*Task statement:*
The word "plus" marks the lines to find; copy every such line from the data below.

Excerpts from an interface dataset
....
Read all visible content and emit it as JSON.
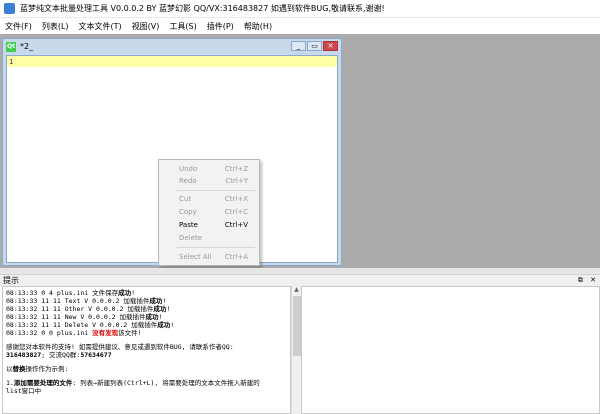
{
  "window": {
    "title": "蓝梦纯文本批量处理工具 V0.0.0.2 BY 蓝梦幻影 QQ/VX:316483827 如遇到软件BUG,敬请联系,谢谢!"
  },
  "menu": [
    "文件(F)",
    "列表(L)",
    "文本文件(T)",
    "视图(V)",
    "工具(S)",
    "插件(P)",
    "帮助(H)"
  ],
  "subwindow": {
    "icon": "Qt",
    "name": "*2_",
    "buttons": [
      "_",
      "▭",
      "✕"
    ],
    "line_number": "1"
  },
  "context_menu": {
    "items": [
      {
        "label": "Undo",
        "shortcut": "Ctrl+Z",
        "enabled": false
      },
      {
        "label": "Redo",
        "shortcut": "Ctrl+Y",
        "enabled": false
      },
      {
        "label": "Cut",
        "shortcut": "Ctrl+X",
        "enabled": false
      },
      {
        "label": "Copy",
        "shortcut": "Ctrl+C",
        "enabled": false
      },
      {
        "label": "Paste",
        "shortcut": "Ctrl+V",
        "enabled": true
      },
      {
        "label": "Delete",
        "shortcut": "",
        "enabled": false
      },
      {
        "label": "Select All",
        "shortcut": "Ctrl+A",
        "enabled": false
      }
    ]
  },
  "panel": {
    "title": "提示",
    "buttons": [
      "⧉",
      "✕"
    ]
  },
  "log": {
    "lines": [
      {
        "prefix": "08:13:33  0 4   plus.ini 文件保存",
        "highlight": "成功",
        "suffix": "!"
      },
      {
        "prefix": "08:13:33  11 11   Text V 0.0.0.2 加载插件",
        "highlight": "成功",
        "suffix": "!"
      },
      {
        "prefix": "08:13:32  11 11   Other V 0.0.0.2 加载插件",
        "highlight": "成功",
        "suffix": "!"
      },
      {
        "prefix": "08:13:32  11 11   New V 0.0.0.2 加载插件",
        "highlight": "成功",
        "suffix": "!"
      },
      {
        "prefix": "08:13:32  11 11   Delete V 0.0.0.2 加载插件",
        "highlight": "成功",
        "suffix": "!"
      },
      {
        "prefix": "08:13:32  0 0   plus.ini ",
        "highlight": "没有发现",
        "suffix": "该文件!"
      }
    ],
    "thanks_line": "感谢您对本软件的支持! 如需提供建议、意见或遇到软件BUG, 请联系作者QQ:",
    "contact_qq": "316483827",
    "contact_group_prefix": "; 交流QQ群:",
    "contact_group": "57634677",
    "example_prefix": "以",
    "example_bold": "替换",
    "example_suffix": "操作作为示例:",
    "step1_prefix": "1.",
    "step1_bold": "添加需要处理的文件",
    "step1_rest": ": 列表→新建列表(Ctrl+L), 将需要处理的文本文件拖入新建的",
    "step1_cont": "list窗口中"
  }
}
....
*Answer to this problem:*
        "prefix": "08:13:33  0 4   plus.ini 文件保存",
        "prefix": "08:13:32  0 0   plus.ini ",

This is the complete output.